      • An acceptance test is used to select the output to be transmitted.
  • 53. N-version programming
  • 54. Output comparison
    • As in hardware systems, the output comparator is a simple piece of software that uses a voting mechanism to select the output.
    • In real-time systems, there may be a requirement that the results from the different versions are all produced within a certain time frame.
  • 55. N-version programming
    • The different system versions are designed and implemented by different teams. It is assumed that there is a low probability that they will make the same mistakes. The algorithms used should but may not be different.

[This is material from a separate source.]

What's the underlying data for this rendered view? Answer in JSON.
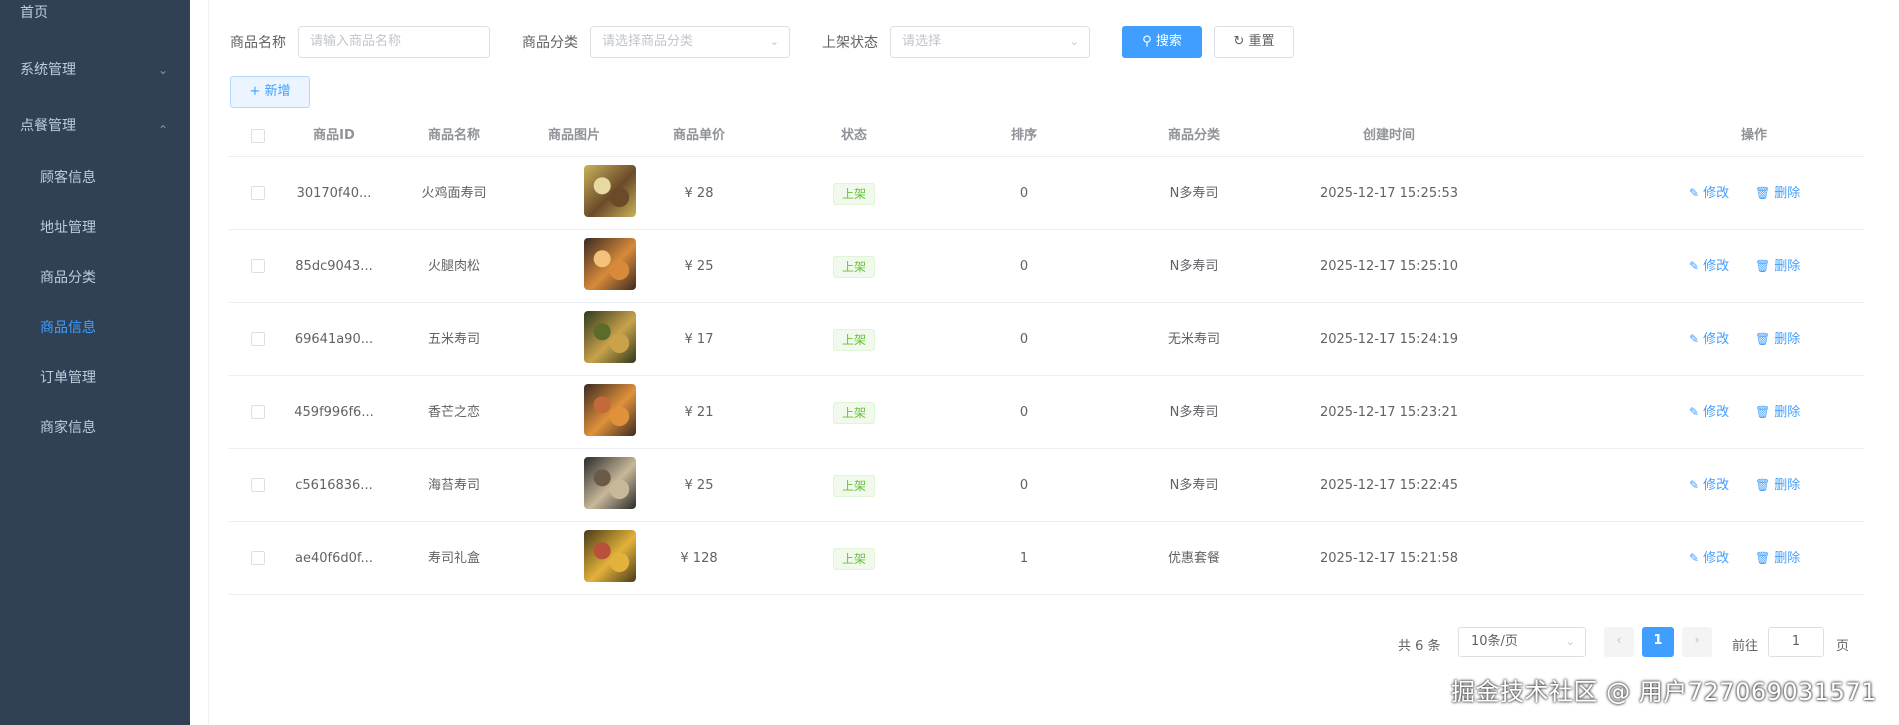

    • There is some empirical evidence that teams commonly misinterpret specifications in the same way and chose the same algorithms in their systems.
  • 56. Recovery blocks
  • 57. Recovery blocks
    • These force a different algorithm to be used for each version so they reduce the probability of common errors.
    • However, the design of the acceptance test is difficult as it must be independent of the computation used.
    • There are problems with this approach for real-time systems because of the sequential operation of the redundant versions.
  • 58. Problems with design diversity
    • Teams are not culturally diverse so they tend to tackle problems in the same way.
    • Characteristic errors
      • Different teams make the same mistakes. Some parts of an implementation are more difficult than others so all teams tend to make mistakes in the same place;
      • Specification errors;
      • If there is an error in the specification then this is reflected in all implementations;
      • This can be addressed to some extent by using multiple specification representations.
  • 59. Specification dependency
    • Both approaches to software redundancy are susceptible to specification errors. If the specification is incorrect, the system could fail
    • This is also a problem with hardware but software specifications are usually more complex than hardware specifications and harder to validate.
    • This has been addressed in some cases by developing separate software specifications from the same user specification.
  • 60.
    • Dependability in a system can be achieved through fault avoidance, fault detection and fault tolerance.
    • The use of redundancy and diversity is essential to the development of dependable systems.
    • The use of a well-defined repeatable process is important if faults in a system are to be minimised.
    • Some programming constructs are inherently error-prone - their use should be avoided wherever possible.
    Key points
  • 61. Key points
    • Exceptions are used to support error management in dependable systems.
    • The four aspects of program fault tolerance are failure detection, damage assessment, fault recovery and fault repair.
    • N-version programming and recovery blocks are alternative approaches to fault-tolerant architectures.